━━━━━ MATERIAL FOR THE TASK
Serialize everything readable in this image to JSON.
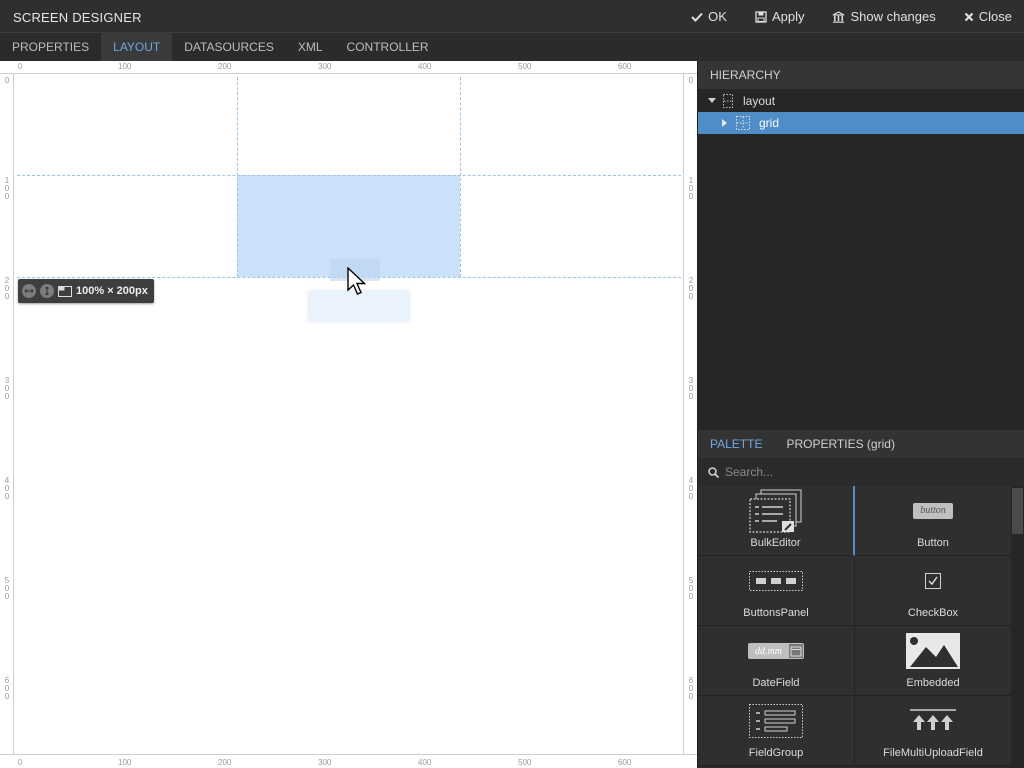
{
  "app": {
    "title": "SCREEN DESIGNER"
  },
  "actions": {
    "ok": "OK",
    "apply": "Apply",
    "show_changes": "Show changes",
    "close": "Close"
  },
  "tabs": [
    {
      "label": "PROPERTIES"
    },
    {
      "label": "LAYOUT"
    },
    {
      "label": "DATASOURCES"
    },
    {
      "label": "XML"
    },
    {
      "label": "CONTROLLER"
    }
  ],
  "active_tab": "LAYOUT",
  "ruler": {
    "top": [
      "0",
      "100",
      "200",
      "300",
      "400",
      "500",
      "600"
    ],
    "side": [
      "0",
      "100",
      "200",
      "300",
      "400",
      "500",
      "600"
    ]
  },
  "canvas": {
    "size_badge": "100% × 200px"
  },
  "hierarchy": {
    "title": "HIERARCHY",
    "items": [
      {
        "label": "layout"
      },
      {
        "label": "grid"
      }
    ]
  },
  "palette": {
    "tab_palette": "PALETTE",
    "tab_properties": "PROPERTIES (grid)",
    "search_placeholder": "Search...",
    "items": [
      {
        "label": "BulkEditor",
        "icon": "bulk-editor-icon"
      },
      {
        "label": "Button",
        "icon": "button-icon",
        "icon_text": "button"
      },
      {
        "label": "ButtonsPanel",
        "icon": "buttons-panel-icon"
      },
      {
        "label": "CheckBox",
        "icon": "checkbox-icon"
      },
      {
        "label": "DateField",
        "icon": "date-field-icon",
        "icon_text": "dd.mm"
      },
      {
        "label": "Embedded",
        "icon": "image-icon"
      },
      {
        "label": "FieldGroup",
        "icon": "field-group-icon"
      },
      {
        "label": "FileMultiUploadField",
        "icon": "multi-upload-icon"
      }
    ]
  },
  "colors": {
    "accent": "#6ea8e0",
    "selection": "#4f8dc9",
    "grid_line": "#9fc4e8",
    "cell_highlight": "#cbe1fa"
  }
}
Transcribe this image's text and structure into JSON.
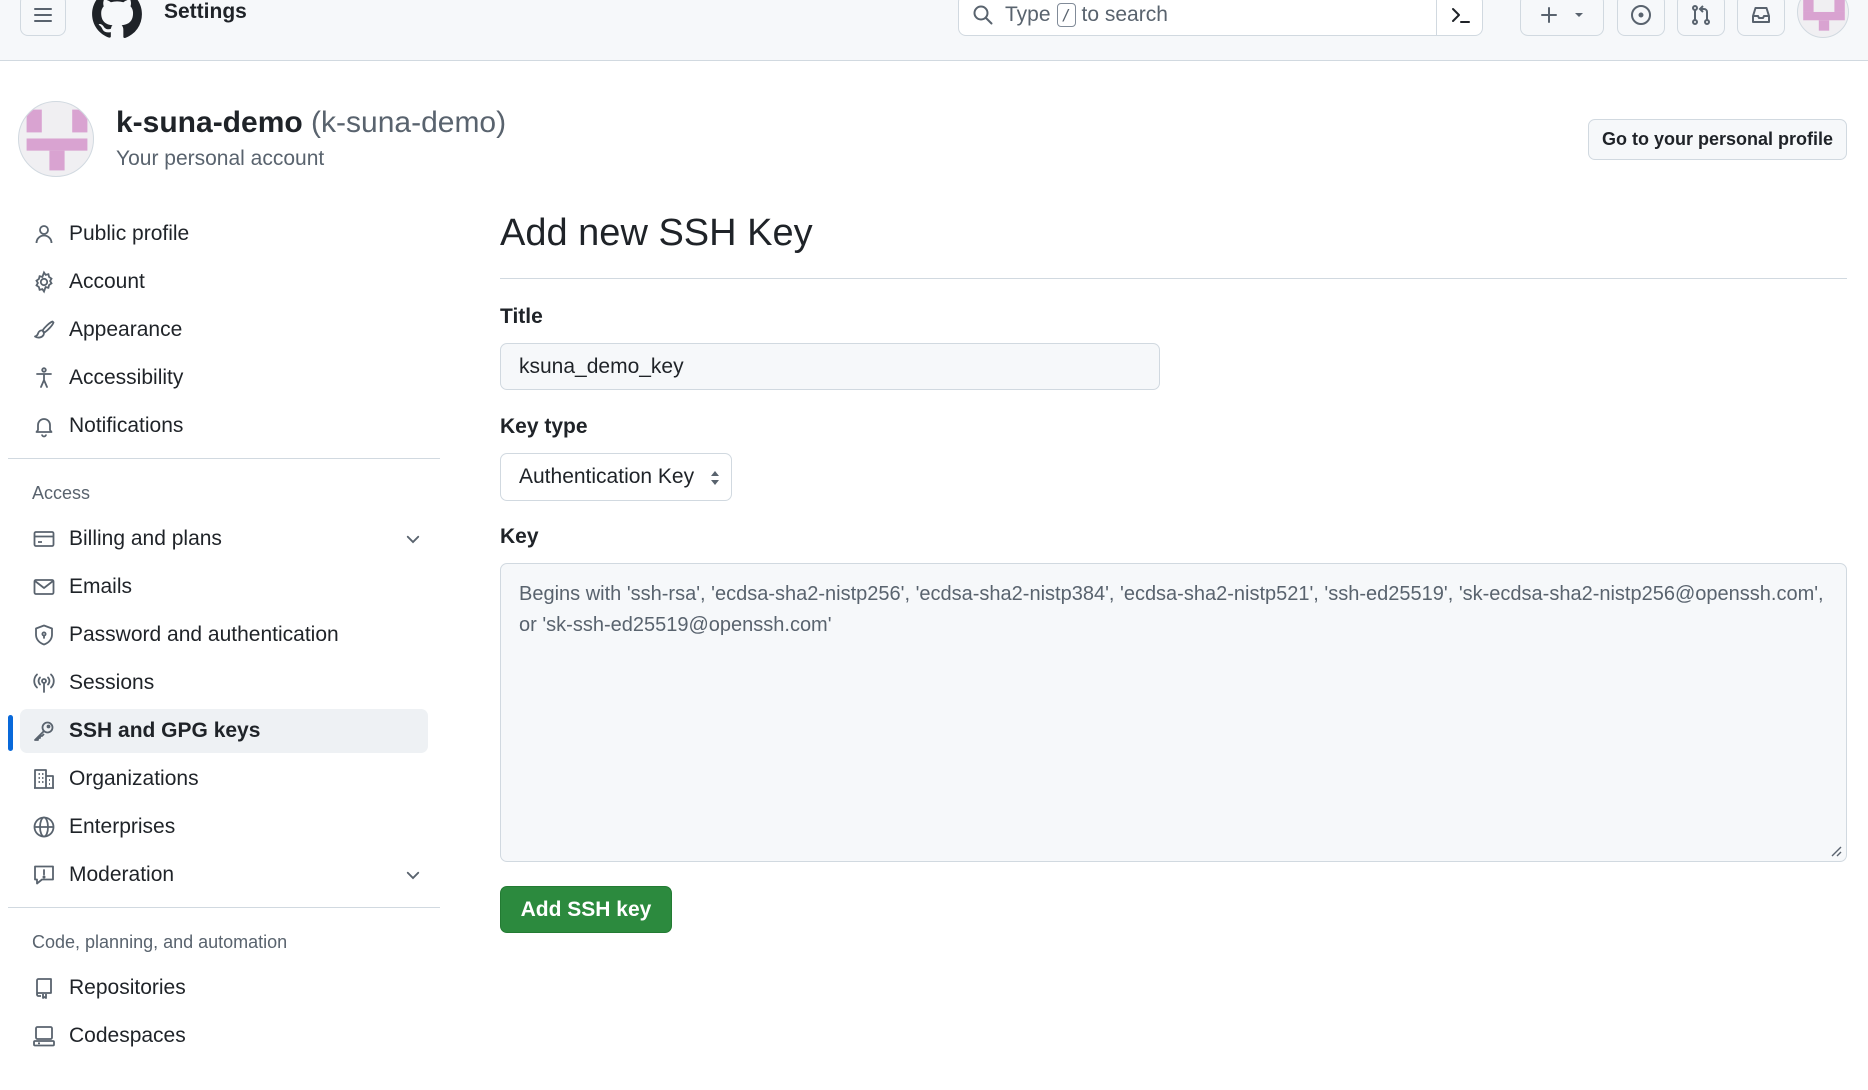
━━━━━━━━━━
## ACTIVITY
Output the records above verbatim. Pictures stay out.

## RESPONSE TO THE TASK
Serialize everything readable in this image to JSON.
{
  "app": {
    "title": "SCREEN DESIGNER"
  },
  "actions": {
    "ok": "OK",
    "apply": "Apply",
    "show_changes": "Show changes",
    "close": "Close"
  },
  "tabs": [
    {
      "label": "PROPERTIES"
    },
    {
      "label": "LAYOUT"
    },
    {
      "label": "DATASOURCES"
    },
    {
      "label": "XML"
    },
    {
      "label": "CONTROLLER"
    }
  ],
  "active_tab": "LAYOUT",
  "ruler": {
    "top": [
      "0",
      "100",
      "200",
      "300",
      "400",
      "500",
      "600"
    ],
    "side": [
      "0",
      "100",
      "200",
      "300",
      "400",
      "500",
      "600"
    ]
  },
  "canvas": {
    "size_badge": "100% × 200px"
  },
  "hierarchy": {
    "title": "HIERARCHY",
    "items": [
      {
        "label": "layout"
      },
      {
        "label": "grid"
      }
    ]
  },
  "palette": {
    "tab_palette": "PALETTE",
    "tab_properties": "PROPERTIES (grid)",
    "search_placeholder": "Search...",
    "items": [
      {
        "label": "BulkEditor",
        "icon": "bulk-editor-icon"
      },
      {
        "label": "Button",
        "icon": "button-icon",
        "icon_text": "button"
      },
      {
        "label": "ButtonsPanel",
        "icon": "buttons-panel-icon"
      },
      {
        "label": "CheckBox",
        "icon": "checkbox-icon"
      },
      {
        "label": "DateField",
        "icon": "date-field-icon",
        "icon_text": "dd.mm"
      },
      {
        "label": "Embedded",
        "icon": "image-icon"
      },
      {
        "label": "FieldGroup",
        "icon": "field-group-icon"
      },
      {
        "label": "FileMultiUploadField",
        "icon": "multi-upload-icon"
      }
    ]
  },
  "colors": {
    "accent": "#6ea8e0",
    "selection": "#4f8dc9",
    "grid_line": "#9fc4e8",
    "cell_highlight": "#cbe1fa"
  }
}
Transcribe this image's text and structure into JSON.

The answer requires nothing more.